BEGIN AVAILABLE RECORDS

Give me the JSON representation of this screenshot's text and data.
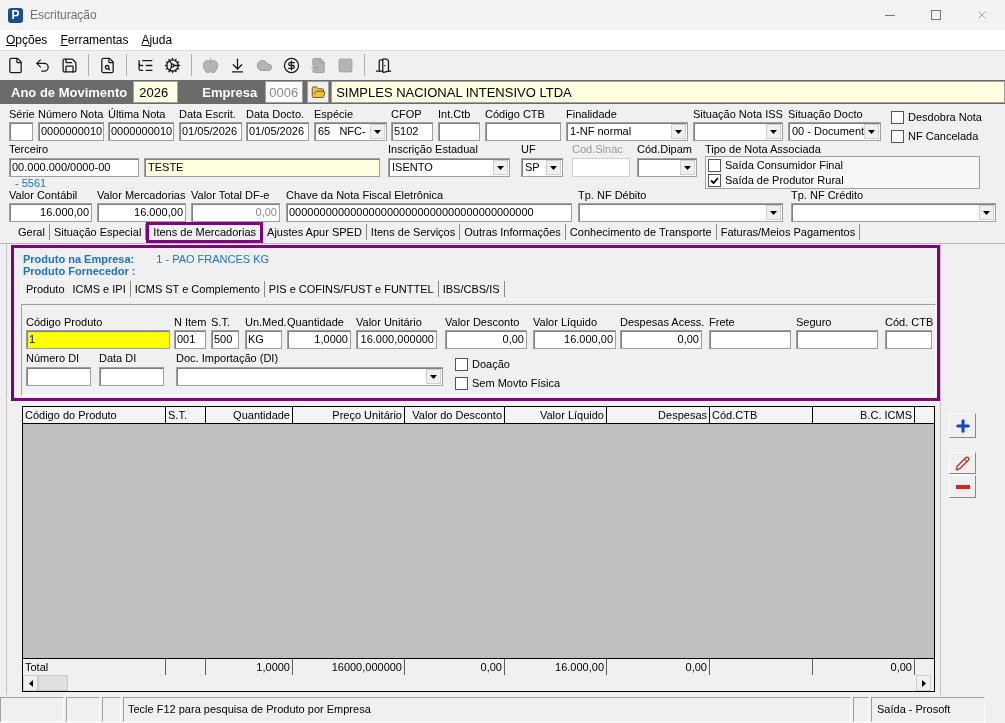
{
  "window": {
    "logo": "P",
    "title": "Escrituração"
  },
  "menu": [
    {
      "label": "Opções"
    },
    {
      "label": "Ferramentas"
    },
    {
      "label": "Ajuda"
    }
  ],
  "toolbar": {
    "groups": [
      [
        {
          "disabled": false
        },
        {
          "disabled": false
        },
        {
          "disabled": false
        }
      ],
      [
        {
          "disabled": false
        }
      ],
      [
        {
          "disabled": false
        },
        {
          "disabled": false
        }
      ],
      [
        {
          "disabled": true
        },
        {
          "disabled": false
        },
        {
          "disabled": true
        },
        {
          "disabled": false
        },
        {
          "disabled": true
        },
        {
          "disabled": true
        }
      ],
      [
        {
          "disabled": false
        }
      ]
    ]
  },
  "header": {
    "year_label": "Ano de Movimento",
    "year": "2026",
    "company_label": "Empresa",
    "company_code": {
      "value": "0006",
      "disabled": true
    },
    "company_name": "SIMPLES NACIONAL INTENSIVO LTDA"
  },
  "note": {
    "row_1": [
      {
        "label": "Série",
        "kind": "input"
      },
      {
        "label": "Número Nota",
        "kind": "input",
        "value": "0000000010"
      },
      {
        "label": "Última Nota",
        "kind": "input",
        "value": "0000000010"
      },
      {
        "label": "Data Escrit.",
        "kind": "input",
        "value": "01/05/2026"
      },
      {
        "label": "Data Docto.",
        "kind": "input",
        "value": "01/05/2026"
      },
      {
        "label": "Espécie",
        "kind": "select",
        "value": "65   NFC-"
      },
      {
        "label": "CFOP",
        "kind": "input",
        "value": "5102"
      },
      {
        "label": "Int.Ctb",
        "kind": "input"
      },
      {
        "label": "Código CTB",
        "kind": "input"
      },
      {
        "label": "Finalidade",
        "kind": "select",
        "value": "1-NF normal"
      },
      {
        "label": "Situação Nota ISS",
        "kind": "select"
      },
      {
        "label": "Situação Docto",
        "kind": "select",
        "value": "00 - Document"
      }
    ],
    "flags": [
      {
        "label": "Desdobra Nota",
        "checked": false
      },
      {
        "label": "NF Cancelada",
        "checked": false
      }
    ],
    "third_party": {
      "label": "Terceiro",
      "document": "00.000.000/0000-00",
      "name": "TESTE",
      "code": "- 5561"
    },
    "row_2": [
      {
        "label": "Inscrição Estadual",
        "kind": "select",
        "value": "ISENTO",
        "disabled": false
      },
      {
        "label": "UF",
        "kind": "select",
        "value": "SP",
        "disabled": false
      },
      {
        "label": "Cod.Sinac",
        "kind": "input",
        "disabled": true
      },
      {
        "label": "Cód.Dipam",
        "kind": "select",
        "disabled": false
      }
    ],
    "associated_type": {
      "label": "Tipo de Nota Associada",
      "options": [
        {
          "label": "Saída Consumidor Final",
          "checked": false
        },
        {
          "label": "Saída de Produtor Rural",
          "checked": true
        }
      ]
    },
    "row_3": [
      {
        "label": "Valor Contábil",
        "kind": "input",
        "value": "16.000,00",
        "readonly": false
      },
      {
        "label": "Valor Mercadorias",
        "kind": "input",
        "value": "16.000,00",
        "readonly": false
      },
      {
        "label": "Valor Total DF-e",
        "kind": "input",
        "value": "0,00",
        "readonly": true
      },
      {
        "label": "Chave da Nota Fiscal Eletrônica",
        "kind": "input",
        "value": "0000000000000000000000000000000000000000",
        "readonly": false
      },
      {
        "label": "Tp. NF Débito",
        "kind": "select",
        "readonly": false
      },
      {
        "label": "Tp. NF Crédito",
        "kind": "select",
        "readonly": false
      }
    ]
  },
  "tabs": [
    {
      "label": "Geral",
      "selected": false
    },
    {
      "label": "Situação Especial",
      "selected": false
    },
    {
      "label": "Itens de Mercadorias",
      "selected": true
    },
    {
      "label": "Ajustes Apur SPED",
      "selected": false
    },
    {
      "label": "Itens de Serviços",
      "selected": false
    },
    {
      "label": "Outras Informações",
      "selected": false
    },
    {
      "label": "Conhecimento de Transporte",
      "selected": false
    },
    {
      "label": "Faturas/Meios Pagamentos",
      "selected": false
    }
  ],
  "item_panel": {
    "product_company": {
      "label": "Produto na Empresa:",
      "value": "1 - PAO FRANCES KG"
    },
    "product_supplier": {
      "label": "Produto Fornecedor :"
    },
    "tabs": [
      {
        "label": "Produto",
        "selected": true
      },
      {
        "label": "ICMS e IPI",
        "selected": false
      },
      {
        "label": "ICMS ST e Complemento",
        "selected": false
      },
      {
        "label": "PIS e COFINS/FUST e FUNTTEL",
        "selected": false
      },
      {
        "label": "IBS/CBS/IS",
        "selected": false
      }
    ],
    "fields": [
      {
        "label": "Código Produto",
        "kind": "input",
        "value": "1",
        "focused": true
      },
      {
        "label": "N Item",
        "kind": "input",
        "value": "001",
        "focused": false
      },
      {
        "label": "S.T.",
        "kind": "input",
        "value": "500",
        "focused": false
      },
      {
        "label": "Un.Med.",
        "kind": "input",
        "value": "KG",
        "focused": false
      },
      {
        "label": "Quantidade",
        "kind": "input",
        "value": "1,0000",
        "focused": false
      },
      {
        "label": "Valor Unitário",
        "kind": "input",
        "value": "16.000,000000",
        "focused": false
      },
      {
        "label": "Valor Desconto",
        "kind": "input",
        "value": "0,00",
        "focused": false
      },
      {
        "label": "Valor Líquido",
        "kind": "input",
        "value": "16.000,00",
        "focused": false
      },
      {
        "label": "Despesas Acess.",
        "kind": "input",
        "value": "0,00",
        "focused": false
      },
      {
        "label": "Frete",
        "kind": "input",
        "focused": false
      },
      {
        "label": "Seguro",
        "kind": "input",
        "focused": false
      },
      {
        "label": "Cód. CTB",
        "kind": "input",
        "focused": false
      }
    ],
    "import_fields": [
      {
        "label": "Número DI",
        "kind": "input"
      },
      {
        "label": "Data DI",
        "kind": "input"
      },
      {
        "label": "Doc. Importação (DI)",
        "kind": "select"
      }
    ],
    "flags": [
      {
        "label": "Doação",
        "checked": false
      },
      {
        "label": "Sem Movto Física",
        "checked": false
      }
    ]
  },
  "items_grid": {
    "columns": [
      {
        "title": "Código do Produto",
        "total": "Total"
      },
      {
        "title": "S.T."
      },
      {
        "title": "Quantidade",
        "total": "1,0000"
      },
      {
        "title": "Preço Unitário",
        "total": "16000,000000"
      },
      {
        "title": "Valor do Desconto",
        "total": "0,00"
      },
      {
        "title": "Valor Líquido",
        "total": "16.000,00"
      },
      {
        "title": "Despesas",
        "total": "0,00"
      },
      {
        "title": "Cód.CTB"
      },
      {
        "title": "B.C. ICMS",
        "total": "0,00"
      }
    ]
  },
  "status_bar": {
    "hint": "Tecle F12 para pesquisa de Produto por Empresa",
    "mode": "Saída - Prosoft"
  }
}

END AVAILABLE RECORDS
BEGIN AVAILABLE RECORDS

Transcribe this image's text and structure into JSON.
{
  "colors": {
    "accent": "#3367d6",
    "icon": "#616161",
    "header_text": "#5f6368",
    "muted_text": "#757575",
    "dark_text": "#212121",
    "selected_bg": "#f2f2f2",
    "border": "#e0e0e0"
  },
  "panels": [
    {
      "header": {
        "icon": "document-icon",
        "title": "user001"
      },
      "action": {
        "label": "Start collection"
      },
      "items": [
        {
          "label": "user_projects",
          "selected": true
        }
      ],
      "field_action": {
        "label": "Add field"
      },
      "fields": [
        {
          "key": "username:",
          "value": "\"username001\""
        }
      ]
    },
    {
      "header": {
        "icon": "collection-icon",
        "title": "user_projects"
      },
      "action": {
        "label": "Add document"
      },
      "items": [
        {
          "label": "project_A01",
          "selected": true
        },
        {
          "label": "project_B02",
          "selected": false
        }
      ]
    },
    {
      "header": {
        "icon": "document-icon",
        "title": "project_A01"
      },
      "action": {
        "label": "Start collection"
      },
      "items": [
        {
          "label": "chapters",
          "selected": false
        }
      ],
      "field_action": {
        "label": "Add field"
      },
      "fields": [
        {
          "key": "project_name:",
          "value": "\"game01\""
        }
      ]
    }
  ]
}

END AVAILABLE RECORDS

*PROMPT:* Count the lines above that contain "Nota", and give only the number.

*OUTPUT FOR THIS TASK:* 6